Joyce Bell relies on Social Security for two-thirds of her income. Even with a small pension, money is tight. "If I didn't have my house paid for, I wouldn't be able to live. Period," she said.
Bell, 85, of Bloomington, was one of about 20 people who expressed their anxieties about the future of Medicare and Social Security at an AARP Minnesota community forum called You've Earned a Say.
You've Earned a Say sessions update attendees on the two programs and gather suggestions for safeguarding them.
Nine of 10 Minnesotans 65 and older collect Social Security. Nearly 30 percent of recipients rely almost solely on Social Security for their income; 60 percent say it provides half their income. Nearly 792,000 Minnesotans — 15 percent of the total population — are covered by Medicare.
Programs face challenges
Both programs face long-term financial challenges driven by greater longevity and by the size of the retiring boomer generation.

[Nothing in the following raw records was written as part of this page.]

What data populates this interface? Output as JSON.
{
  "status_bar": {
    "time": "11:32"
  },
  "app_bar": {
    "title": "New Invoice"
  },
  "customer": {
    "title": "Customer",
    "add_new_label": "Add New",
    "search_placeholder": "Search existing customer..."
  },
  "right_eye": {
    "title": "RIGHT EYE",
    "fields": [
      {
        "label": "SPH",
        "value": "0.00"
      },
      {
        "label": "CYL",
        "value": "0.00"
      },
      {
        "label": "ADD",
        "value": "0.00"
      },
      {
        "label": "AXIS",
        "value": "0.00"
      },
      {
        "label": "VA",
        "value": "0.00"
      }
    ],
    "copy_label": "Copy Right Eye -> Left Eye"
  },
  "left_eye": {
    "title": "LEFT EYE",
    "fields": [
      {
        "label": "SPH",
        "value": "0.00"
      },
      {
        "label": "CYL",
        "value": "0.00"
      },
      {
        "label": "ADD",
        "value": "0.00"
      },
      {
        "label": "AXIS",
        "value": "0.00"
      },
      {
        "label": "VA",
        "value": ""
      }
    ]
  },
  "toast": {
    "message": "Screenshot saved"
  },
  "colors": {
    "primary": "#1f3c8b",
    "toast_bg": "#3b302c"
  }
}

Social Security can pay full benefits through 2033. After that, about 75 percent of scheduled benefits can be paid unless something is changed. Medicare, affected by rising health care costs, will run short of money to pay hospital costs within 12 years.